With free software operating systems, a popular practice is to install, out of the box, more than one application for the same computing task. For new users, it is a good thing, since it made it possible for them to test-drive the best applications that their distribution has to offer.
The only downside to the practice is the extra disk space used by the duplicate applications. However, given that nobody complains about lack of disk space, the downside is not really something to fret about. Even at that, the practice is being scaled back – especially with the most popular distributions.
While we can excuse developers for installing more than one application for the same computing task, there is no excuse for what Canonical, the company behind Ubuntu, is doing with the scrollbar.
For reasons that do not make sense, the scrollbar has become a distraction in the minds of the folks responsible for Ubuntu. So they came up with a new type of scrollbar called the overlay- or Ayatana scrollbar.
Their reason(s)? “To ensure that scrollbars take up no active screen real-estate,” and “improve the users ability to focus on content and applications,” while “reducing the waste of space and distracting clutter that a traditional scrollbar entails.”
Seriously?! A scrollbar takes up too much space and is a “distracting clutter.”

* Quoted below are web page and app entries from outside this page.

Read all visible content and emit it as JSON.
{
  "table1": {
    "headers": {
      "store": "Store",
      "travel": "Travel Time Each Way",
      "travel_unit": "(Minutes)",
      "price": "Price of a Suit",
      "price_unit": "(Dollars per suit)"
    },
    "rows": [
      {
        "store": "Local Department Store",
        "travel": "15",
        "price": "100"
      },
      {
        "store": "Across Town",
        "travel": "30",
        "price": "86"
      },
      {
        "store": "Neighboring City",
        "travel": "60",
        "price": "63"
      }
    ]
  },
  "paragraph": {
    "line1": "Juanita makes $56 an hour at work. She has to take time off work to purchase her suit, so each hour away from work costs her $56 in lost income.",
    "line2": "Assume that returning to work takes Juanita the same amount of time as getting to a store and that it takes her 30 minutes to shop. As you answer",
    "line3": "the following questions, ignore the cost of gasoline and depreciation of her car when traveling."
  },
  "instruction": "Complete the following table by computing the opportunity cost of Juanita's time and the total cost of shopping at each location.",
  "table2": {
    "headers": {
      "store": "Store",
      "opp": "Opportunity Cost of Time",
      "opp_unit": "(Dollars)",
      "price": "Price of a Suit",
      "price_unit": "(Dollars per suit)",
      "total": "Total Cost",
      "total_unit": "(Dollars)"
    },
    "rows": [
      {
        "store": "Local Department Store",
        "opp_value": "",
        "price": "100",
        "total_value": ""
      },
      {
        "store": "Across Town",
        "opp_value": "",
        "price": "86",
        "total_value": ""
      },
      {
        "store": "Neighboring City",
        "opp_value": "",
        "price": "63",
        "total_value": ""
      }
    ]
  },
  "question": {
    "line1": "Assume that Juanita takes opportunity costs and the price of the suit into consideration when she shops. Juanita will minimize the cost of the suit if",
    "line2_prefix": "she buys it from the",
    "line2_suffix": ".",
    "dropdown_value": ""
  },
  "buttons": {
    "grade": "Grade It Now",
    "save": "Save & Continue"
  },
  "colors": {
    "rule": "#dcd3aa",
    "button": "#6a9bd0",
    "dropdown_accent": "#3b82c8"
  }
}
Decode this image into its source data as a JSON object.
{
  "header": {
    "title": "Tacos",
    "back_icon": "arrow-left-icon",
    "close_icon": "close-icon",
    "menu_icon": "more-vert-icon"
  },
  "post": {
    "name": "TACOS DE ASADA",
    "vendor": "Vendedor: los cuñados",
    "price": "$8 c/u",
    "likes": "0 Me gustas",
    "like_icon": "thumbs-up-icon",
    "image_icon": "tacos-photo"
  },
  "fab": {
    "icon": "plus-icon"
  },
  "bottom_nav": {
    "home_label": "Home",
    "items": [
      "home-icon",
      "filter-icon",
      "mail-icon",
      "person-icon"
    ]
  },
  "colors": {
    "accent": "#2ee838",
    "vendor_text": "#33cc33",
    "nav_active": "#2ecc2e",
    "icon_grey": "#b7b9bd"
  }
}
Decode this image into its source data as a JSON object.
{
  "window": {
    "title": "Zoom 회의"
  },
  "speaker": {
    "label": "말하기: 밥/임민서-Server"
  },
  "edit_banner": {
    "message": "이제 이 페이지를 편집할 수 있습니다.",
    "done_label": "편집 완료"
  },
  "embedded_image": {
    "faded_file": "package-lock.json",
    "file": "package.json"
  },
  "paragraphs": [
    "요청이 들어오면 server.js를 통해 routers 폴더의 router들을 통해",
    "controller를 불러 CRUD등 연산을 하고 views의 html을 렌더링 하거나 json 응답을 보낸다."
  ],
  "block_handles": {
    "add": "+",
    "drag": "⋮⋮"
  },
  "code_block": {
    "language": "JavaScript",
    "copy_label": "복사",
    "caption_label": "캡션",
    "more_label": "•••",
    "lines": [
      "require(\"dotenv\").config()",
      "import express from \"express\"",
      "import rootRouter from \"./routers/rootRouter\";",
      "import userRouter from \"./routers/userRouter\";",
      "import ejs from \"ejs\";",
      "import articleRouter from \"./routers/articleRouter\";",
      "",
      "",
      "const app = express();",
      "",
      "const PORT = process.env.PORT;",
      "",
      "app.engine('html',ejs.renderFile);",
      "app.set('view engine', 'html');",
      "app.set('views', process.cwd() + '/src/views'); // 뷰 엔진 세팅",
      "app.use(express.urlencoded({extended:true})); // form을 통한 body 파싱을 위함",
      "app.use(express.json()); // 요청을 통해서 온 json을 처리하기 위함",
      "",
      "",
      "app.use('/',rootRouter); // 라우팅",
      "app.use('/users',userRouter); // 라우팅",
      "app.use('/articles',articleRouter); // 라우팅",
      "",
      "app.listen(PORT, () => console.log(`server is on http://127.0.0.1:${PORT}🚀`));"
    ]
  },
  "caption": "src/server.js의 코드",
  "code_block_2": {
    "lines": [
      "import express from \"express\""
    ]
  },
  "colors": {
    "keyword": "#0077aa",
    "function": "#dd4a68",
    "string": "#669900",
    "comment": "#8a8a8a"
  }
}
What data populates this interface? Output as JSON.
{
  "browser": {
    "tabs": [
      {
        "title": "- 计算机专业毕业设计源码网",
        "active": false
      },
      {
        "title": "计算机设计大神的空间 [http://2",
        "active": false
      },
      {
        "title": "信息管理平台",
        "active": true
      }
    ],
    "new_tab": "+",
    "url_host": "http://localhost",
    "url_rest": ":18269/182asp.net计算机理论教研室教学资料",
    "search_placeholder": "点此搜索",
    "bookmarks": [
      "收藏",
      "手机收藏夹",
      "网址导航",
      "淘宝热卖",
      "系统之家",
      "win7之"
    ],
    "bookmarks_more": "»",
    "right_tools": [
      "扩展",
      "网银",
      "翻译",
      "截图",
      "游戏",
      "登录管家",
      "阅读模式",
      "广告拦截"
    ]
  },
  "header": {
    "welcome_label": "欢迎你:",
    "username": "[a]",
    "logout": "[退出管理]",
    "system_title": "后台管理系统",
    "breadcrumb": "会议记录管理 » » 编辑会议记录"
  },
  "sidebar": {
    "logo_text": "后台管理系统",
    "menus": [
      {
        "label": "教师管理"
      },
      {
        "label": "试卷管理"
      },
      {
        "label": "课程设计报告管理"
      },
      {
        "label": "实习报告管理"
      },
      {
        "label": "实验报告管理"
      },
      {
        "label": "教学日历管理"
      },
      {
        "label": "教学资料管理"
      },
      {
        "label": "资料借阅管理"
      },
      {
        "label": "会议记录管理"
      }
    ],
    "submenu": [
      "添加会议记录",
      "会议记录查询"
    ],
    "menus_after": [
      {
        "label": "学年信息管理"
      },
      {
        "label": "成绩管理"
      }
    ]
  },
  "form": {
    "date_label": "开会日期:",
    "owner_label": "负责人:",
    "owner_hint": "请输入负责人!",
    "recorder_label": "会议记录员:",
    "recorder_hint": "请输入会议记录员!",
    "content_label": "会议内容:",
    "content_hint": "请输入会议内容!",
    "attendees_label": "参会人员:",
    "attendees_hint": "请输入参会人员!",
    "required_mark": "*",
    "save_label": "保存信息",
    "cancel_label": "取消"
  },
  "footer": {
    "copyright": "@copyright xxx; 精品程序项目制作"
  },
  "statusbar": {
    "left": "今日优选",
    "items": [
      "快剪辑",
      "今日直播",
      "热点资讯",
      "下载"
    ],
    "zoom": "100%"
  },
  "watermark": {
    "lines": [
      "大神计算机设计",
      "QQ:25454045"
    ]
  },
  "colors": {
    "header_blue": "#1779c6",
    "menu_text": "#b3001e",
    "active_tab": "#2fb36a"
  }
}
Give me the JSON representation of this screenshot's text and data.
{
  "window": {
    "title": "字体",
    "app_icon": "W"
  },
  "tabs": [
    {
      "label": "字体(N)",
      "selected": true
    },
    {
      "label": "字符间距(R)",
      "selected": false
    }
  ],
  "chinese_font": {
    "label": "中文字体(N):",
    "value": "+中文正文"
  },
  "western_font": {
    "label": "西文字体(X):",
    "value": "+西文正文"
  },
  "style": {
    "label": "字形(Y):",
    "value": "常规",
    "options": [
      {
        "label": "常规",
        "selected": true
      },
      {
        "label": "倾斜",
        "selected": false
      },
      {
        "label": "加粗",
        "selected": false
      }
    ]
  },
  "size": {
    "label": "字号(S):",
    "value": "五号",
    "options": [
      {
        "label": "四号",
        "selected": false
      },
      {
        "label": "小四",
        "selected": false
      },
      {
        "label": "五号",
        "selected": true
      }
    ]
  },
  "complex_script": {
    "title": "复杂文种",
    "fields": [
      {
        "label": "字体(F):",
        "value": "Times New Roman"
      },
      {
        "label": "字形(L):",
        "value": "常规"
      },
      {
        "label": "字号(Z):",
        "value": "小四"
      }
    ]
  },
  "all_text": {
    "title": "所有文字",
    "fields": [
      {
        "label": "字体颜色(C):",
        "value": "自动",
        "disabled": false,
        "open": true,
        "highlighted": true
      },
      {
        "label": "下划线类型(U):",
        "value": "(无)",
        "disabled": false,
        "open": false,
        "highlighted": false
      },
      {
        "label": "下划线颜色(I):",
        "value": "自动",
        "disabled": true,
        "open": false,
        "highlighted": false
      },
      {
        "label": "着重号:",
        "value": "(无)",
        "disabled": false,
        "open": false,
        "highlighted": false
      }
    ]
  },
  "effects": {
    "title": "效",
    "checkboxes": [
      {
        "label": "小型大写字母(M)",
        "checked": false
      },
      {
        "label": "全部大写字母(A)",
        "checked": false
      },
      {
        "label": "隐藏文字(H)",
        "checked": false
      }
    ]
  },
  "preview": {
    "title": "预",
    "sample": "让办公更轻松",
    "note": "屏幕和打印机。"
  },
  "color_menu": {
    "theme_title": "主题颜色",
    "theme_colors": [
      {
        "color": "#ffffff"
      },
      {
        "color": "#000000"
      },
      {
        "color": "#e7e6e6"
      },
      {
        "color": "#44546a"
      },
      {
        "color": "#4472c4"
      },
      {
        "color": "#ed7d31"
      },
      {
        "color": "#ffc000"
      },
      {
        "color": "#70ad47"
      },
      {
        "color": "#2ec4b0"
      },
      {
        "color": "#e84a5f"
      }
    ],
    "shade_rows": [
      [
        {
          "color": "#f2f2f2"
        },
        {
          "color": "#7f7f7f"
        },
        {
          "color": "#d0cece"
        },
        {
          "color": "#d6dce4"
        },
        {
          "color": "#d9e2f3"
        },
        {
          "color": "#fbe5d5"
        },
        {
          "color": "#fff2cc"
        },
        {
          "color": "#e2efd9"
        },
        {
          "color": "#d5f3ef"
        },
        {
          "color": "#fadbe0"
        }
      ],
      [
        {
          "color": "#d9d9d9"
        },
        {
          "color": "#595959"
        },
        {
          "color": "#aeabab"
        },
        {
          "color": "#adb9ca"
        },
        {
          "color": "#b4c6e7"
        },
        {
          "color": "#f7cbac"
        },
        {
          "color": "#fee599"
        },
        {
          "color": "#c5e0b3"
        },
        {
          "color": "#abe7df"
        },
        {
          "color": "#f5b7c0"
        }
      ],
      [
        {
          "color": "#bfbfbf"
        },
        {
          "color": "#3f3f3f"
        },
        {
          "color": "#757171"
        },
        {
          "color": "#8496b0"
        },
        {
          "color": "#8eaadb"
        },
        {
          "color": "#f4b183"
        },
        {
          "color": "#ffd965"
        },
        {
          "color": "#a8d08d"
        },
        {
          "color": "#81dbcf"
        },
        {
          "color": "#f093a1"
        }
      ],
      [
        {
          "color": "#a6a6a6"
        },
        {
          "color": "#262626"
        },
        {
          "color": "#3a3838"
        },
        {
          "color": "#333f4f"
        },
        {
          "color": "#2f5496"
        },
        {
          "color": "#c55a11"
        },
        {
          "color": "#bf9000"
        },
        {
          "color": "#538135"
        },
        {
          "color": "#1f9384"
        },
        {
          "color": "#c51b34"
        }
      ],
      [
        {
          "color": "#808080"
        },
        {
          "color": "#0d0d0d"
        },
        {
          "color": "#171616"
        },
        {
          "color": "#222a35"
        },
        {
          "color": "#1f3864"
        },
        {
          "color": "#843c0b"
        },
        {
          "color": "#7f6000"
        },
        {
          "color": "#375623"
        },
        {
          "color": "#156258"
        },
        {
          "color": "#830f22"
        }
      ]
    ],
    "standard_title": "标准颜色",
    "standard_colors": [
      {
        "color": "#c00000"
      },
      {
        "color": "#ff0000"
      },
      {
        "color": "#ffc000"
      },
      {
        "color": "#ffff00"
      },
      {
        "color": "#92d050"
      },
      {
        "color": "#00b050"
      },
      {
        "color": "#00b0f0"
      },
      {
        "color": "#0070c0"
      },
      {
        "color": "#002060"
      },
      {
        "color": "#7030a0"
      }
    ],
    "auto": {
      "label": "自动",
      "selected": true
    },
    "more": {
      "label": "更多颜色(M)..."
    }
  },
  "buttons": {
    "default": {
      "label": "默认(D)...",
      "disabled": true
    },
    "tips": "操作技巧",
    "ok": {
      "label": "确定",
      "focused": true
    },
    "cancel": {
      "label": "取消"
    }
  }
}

So the solution is to replace the traditional scrollbar shown below…
With this one, so that “a thumb appears magically when the pointer is in proximity to the scrollbar, for easy desktop-style paging and dragging.”
But the problem with the overlay-scrollbar is not just that it is annoying, but that both scrollbars are active on your Ubuntu desktop. With third-party applications (Firefox and LibreOffice, for example), you get the traditional scrollbar, while on native GNOME/Unity applications, you get the annoying or overlay-scrollbar. Beam me up, Scotty.
So, what can you do about the overlay scrollbar? Well, if, like me, you find it annoying, remove it. How? From a shell terminal, type sudo apt-get remove liboverlay-scrollbar3-0.2-0. Or from the Software Center, search for “scrollbar” and uninstall it from there. Restore scrollbar-sanity to your Ubuntu 12.04 desktop.
(it ate my last reply here) Anyway, I wanted to say I think a middelground between old scrollbars and the overlay is better. I like how with an overlay you can move the mouse anywhere to scroll. What I don’t like about them are these points:
1) Too narrow (no border either) – so narrow in fact I’ve more than once not seen them and been confused by the content I’m supposed to be able to scroll
2) The scroll bar stretches to meet the overlay – why?
Just seems to me someone is counting pixels too closely and got rid of some useful visual information. I don’t understand why it’s so important to make these changes…..? Other than the overlay popup, what’s the great innovation here, other than it being so small I can barely see it – which has led to problems?